** DATA FOR PROCESSING follows **

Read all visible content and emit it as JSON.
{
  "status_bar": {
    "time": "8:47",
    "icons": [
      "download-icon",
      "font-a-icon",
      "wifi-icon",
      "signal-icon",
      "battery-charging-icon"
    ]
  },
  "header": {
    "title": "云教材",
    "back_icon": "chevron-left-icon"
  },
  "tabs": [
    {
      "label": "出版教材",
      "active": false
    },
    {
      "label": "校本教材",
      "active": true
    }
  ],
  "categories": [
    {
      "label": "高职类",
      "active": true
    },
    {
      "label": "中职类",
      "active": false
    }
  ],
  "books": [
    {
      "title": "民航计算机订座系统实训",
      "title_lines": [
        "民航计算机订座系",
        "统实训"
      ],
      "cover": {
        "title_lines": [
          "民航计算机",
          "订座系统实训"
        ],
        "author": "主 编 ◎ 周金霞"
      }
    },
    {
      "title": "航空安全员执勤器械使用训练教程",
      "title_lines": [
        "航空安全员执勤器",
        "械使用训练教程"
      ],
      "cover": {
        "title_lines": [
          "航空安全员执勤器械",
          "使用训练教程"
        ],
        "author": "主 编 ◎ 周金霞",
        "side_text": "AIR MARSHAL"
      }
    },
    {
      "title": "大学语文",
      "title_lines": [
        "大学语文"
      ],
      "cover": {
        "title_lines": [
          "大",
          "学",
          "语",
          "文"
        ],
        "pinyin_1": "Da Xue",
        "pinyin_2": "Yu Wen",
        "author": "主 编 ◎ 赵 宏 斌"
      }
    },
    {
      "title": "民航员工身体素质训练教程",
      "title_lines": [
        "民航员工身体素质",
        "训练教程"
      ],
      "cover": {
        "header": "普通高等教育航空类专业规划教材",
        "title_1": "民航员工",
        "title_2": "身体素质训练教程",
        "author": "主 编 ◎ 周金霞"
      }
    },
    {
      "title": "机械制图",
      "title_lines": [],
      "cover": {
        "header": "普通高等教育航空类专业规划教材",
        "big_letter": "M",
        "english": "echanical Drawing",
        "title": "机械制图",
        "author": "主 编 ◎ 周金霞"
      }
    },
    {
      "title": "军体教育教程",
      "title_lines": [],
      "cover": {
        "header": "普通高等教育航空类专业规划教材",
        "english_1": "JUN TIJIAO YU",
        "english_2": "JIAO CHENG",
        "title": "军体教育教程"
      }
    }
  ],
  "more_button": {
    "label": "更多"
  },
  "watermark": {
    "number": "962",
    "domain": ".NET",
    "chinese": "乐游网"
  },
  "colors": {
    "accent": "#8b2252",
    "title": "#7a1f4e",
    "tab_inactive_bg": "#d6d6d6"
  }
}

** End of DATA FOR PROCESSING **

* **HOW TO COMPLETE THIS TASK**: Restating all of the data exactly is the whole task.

* **EXERCISE OUTPUT**:
Read all visible content and emit it as JSON.
{
  "status_bar": {
    "time": "8:47",
    "icons": [
      "download-icon",
      "font-a-icon",
      "wifi-icon",
      "signal-icon",
      "battery-charging-icon"
    ]
  },
  "header": {
    "title": "云教材",
    "back_icon": "chevron-left-icon"
  },
  "tabs": [
    {
      "label": "出版教材",
      "active": false
    },
    {
      "label": "校本教材",
      "active": true
    }
  ],
  "categories": [
    {
      "label": "高职类",
      "active": true
    },
    {
      "label": "中职类",
      "active": false
    }
  ],
  "books": [
    {
      "title": "民航计算机订座系统实训",
      "title_lines": [
        "民航计算机订座系",
        "统实训"
      ],
      "cover": {
        "title_lines": [
          "民航计算机",
          "订座系统实训"
        ],
        "author": "主 编 ◎ 周金霞"
      }
    },
    {
      "title": "航空安全员执勤器械使用训练教程",
      "title_lines": [
        "航空安全员执勤器",
        "械使用训练教程"
      ],
      "cover": {
        "title_lines": [
          "航空安全员执勤器械",
          "使用训练教程"
        ],
        "author": "主 编 ◎ 周金霞",
        "side_text": "AIR MARSHAL"
      }
    },
    {
      "title": "大学语文",
      "title_lines": [
        "大学语文"
      ],
      "cover": {
        "title_lines": [
          "大",
          "学",
          "语",
          "文"
        ],
        "pinyin_1": "Da Xue",
        "pinyin_2": "Yu Wen",
        "author": "主 编 ◎ 赵 宏 斌"
      }
    },
    {
      "title": "民航员工身体素质训练教程",
      "title_lines": [
        "民航员工身体素质",
        "训练教程"
      ],
      "cover": {
        "header": "普通高等教育航空类专业规划教材",
        "title_1": "民航员工",
        "title_2": "身体素质训练教程",
        "author": "主 编 ◎ 周金霞"
      }
    },
    {
      "title": "机械制图",
      "title_lines": [],
      "cover": {
        "header": "普通高等教育航空类专业规划教材",
        "big_letter": "M",
        "english": "echanical Drawing",
        "title": "机械制图",
        "author": "主 编 ◎ 周金霞"
      }
    },
    {
      "title": "军体教育教程",
      "title_lines": [],
      "cover": {
        "header": "普通高等教育航空类专业规划教材",
        "english_1": "JUN TIJIAO YU",
        "english_2": "JIAO CHENG",
        "title": "军体教育教程"
      }
    }
  ],
  "more_button": {
    "label": "更多"
  },
  "watermark": {
    "number": "962",
    "domain": ".NET",
    "chinese": "乐游网"
  },
  "colors": {
    "accent": "#8b2252",
    "title": "#7a1f4e",
    "tab_inactive_bg": "#d6d6d6"
  }
}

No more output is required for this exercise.